Explore rich fragrant gardens, wander through the woodland, and sit back and relax with views right across the Eden Valley.
Seven miles east of Penrith, Acorn Bank nestles at the foot of the Pennines, with Cross Fell rising up behind it, and the lush green valley stretching out in front. The history of Acorn Bank reaches all the way back to the 13th century and the Knights Templar, though most of the house is around 400 years more recent.
Although parts of the house have been converted into accommodation to help fund the property’s renovation, some of the downstairs rooms are open to visitors – including a gift shop, a second-hand bookshop, and a tea room, which uses fruit and herbs grown on site in its cakes and scones.

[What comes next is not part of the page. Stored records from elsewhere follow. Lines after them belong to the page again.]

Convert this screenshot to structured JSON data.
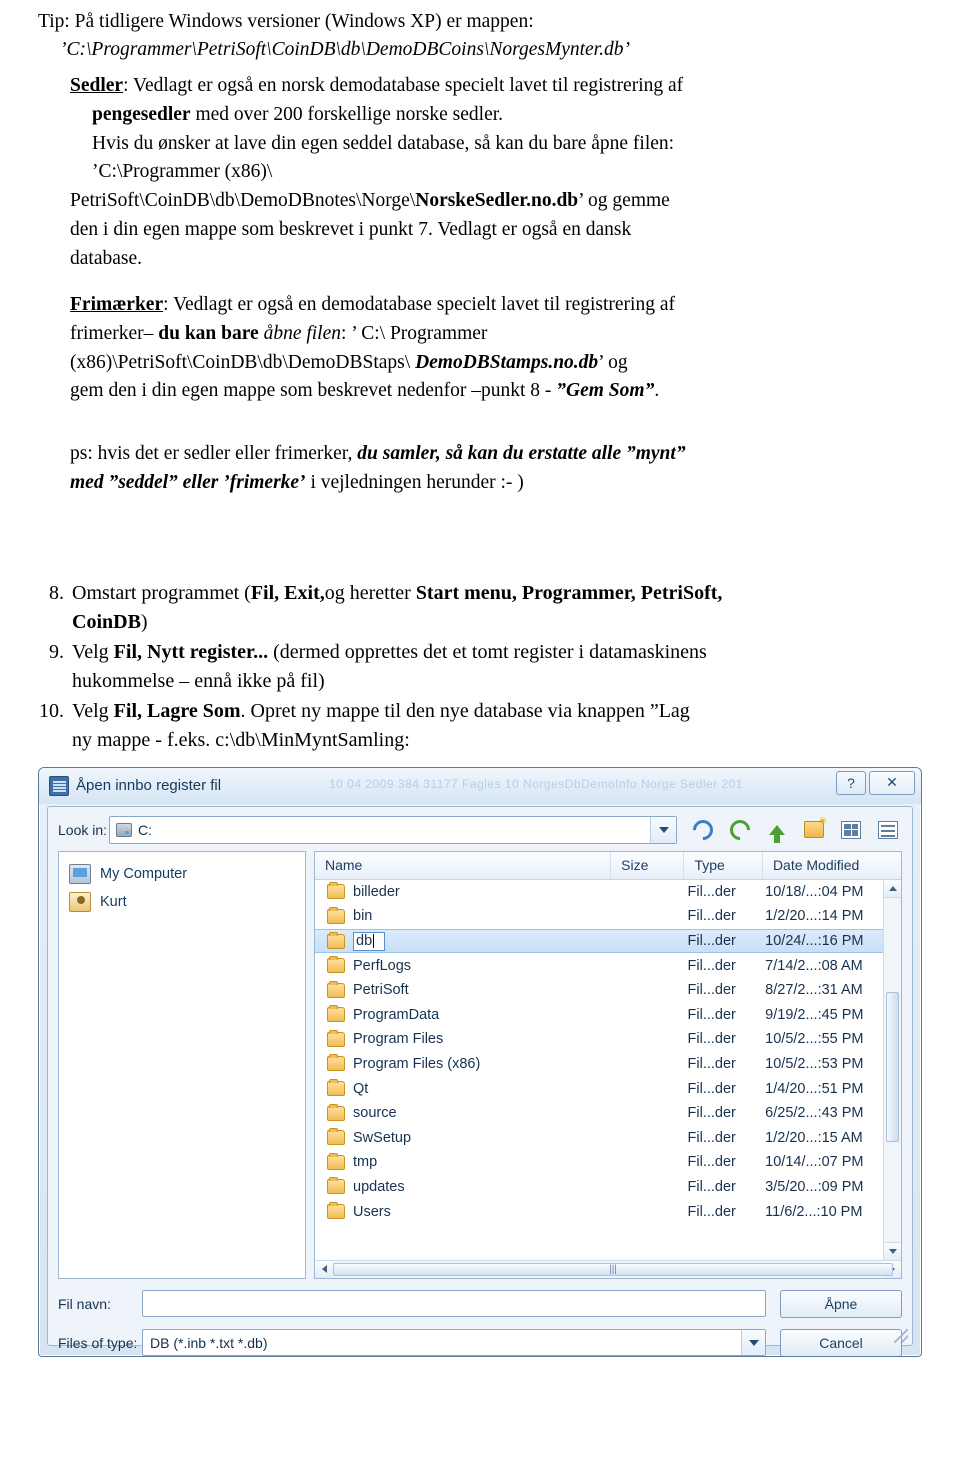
{
  "doc": {
    "tip": {
      "line1": "Tip: På tidligere Windows versioner (Windows XP) er mappen:",
      "line2_italic": "’C:\\Programmer\\PetriSoft\\CoinDB\\db\\DemoDBCoins\\NorgesMynter.db’"
    },
    "sedler": {
      "heading": "Sedler",
      "line1_rest": ": Vedlagt er også en norsk demodatabase specielt lavet til registrering af",
      "line2_bold": "pengesedler",
      "line2_rest": " med over 200 forskellige norske sedler.",
      "line3": "Hvis du ønsker at lave din egen seddel database, så kan du bare åpne filen:",
      "path_part1": "’C:\\Programmer (x86)\\",
      "path_part2": "PetriSoft\\CoinDB\\db\\DemoDBnotes\\Norge\\",
      "path_bold": "NorskeSedler.no.db",
      "path_tail": "’ og gemme",
      "line5": "den i din egen mappe som beskrevet  i punkt 7. Vedlagt er også en dansk",
      "line6": "database."
    },
    "frimaerker": {
      "heading": "Frimærker",
      "line1_rest": ": Vedlagt er også en demodatabase specielt lavet til registrering af",
      "line2_a": "frimerker– ",
      "line2_bold": "du kan bare",
      "line2_b": " åbne filen",
      "line2_c": ": ’ C:\\ Programmer",
      "line3_a": "(x86)\\PetriSoft\\CoinDB\\db\\DemoDBStaps\\ ",
      "line3_bold": "DemoDBStamps.no.db",
      "line3_tail": "’ og",
      "line4_a": "gem den i din egen mappe som beskrevet nedenfor –punkt 8 - ",
      "line4_italic": "”Gem Som”",
      "line4_tail": "."
    },
    "ps": {
      "part1": "ps: hvis det er sedler eller frimerker,",
      "part2": " du samler, så kan du erstatte alle ”mynt”",
      "part3": "med ”seddel” eller ’frimerke’",
      "part4": " i vejledningen herunder :- )"
    },
    "steps": [
      {
        "num": "8.",
        "segments": [
          {
            "t": "Omstart programmet (",
            "s": "normal"
          },
          {
            "t": "Fil, Exit,",
            "s": "bold"
          },
          {
            "t": "og heretter ",
            "s": "normal"
          },
          {
            "t": "Start menu, Programmer, PetriSoft,",
            "s": "bold"
          }
        ],
        "line2_bold": "CoinDB",
        "line2_tail": ")"
      },
      {
        "num": "9.",
        "segments": [
          {
            "t": "Velg ",
            "s": "normal"
          },
          {
            "t": "Fil, Nytt register...",
            "s": "bold"
          },
          {
            "t": "  (dermed opprettes det et tomt register i datamaskinens",
            "s": "normal"
          }
        ],
        "line2": "hukommelse – ennå ikke på fil)"
      },
      {
        "num": "10.",
        "segments": [
          {
            "t": "Velg ",
            "s": "normal"
          },
          {
            "t": "Fil, Lagre Som",
            "s": "bold"
          },
          {
            "t": ". Opret ny mappe til den nye database via knappen ”Lag",
            "s": "normal"
          }
        ],
        "line2": "ny mappe - f.eks.  c:\\db\\MinMyntSamling:"
      }
    ]
  },
  "dialog": {
    "title": "Åpen innbo register fil",
    "ghost_text": "10 04 2009   384 31177 Fagles 10   NorgesDbDemoInfo      Norge Sedler  201",
    "help_btn": "?",
    "close_btn": "✕",
    "lookin_label": "Look in:",
    "lookin_value": "C:",
    "toolbar": [
      "back-icon",
      "forward-icon",
      "up-icon",
      "new-folder-icon",
      "view-grid-icon",
      "view-list-icon"
    ],
    "places": [
      {
        "label": "My Computer",
        "icon": "computer-icon"
      },
      {
        "label": "Kurt",
        "icon": "user-folder-icon"
      }
    ],
    "columns": [
      "Name",
      "Size",
      "Type",
      "Date Modified"
    ],
    "rows": [
      {
        "name": "billeder",
        "size": "",
        "type": "Fil...der",
        "date": "10/18/...:04 PM",
        "selected": false,
        "editing": false
      },
      {
        "name": "bin",
        "size": "",
        "type": "Fil...der",
        "date": "1/2/20...:14 PM",
        "selected": false,
        "editing": false
      },
      {
        "name": "db",
        "size": "",
        "type": "Fil...der",
        "date": "10/24/...:16 PM",
        "selected": true,
        "editing": true
      },
      {
        "name": "PerfLogs",
        "size": "",
        "type": "Fil...der",
        "date": "7/14/2...:08 AM",
        "selected": false,
        "editing": false
      },
      {
        "name": "PetriSoft",
        "size": "",
        "type": "Fil...der",
        "date": "8/27/2...:31 AM",
        "selected": false,
        "editing": false
      },
      {
        "name": "ProgramData",
        "size": "",
        "type": "Fil...der",
        "date": "9/19/2...:45 PM",
        "selected": false,
        "editing": false
      },
      {
        "name": "Program Files",
        "size": "",
        "type": "Fil...der",
        "date": "10/5/2...:55 PM",
        "selected": false,
        "editing": false
      },
      {
        "name": "Program Files (x86)",
        "size": "",
        "type": "Fil...der",
        "date": "10/5/2...:53 PM",
        "selected": false,
        "editing": false
      },
      {
        "name": "Qt",
        "size": "",
        "type": "Fil...der",
        "date": "1/4/20...:51 PM",
        "selected": false,
        "editing": false
      },
      {
        "name": "source",
        "size": "",
        "type": "Fil...der",
        "date": "6/25/2...:43 PM",
        "selected": false,
        "editing": false
      },
      {
        "name": "SwSetup",
        "size": "",
        "type": "Fil...der",
        "date": "1/2/20...:15 AM",
        "selected": false,
        "editing": false
      },
      {
        "name": "tmp",
        "size": "",
        "type": "Fil...der",
        "date": "10/14/...:07 PM",
        "selected": false,
        "editing": false
      },
      {
        "name": "updates",
        "size": "",
        "type": "Fil...der",
        "date": "3/5/20...:09 PM",
        "selected": false,
        "editing": false
      },
      {
        "name": "Users",
        "size": "",
        "type": "Fil...der",
        "date": "11/6/2...:10 PM",
        "selected": false,
        "editing": false
      }
    ],
    "filename_label": "Fil navn:",
    "filename_value": "",
    "filetype_label": "Files of type:",
    "filetype_value": "DB (*.inb *.txt *.db)",
    "open_button": "Åpne",
    "cancel_button": "Cancel"
  }
}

But it’s the gardens that are the real highlight of this destination. Exuberant borders burst with colour at the foot high stone walls, and herb garden provides a riot for the senses. Traditional fruit orchards provide dappled shade on warm days, as the perfume blossom fades slowly with the spring, to be overtaken by the sweet syrup of ripening fruit towards the end of summer. If you visit at harvest time, you may see the gardeners shaking the boughs to dislodge and gather pears or apples.
Beyond the walls and hedges of the garden lie the Acorn Bank woodlands, which are perfect for a leisurely stroll, and where you can see the remnants of the gypsum mining which took place here from the end of the nineteenth century. Also nestled at the edge of the woods, you’ll find a historic working watermill, grinding the flour that’s used for baking by the tea room.
Acorn Bank is a National Trust property.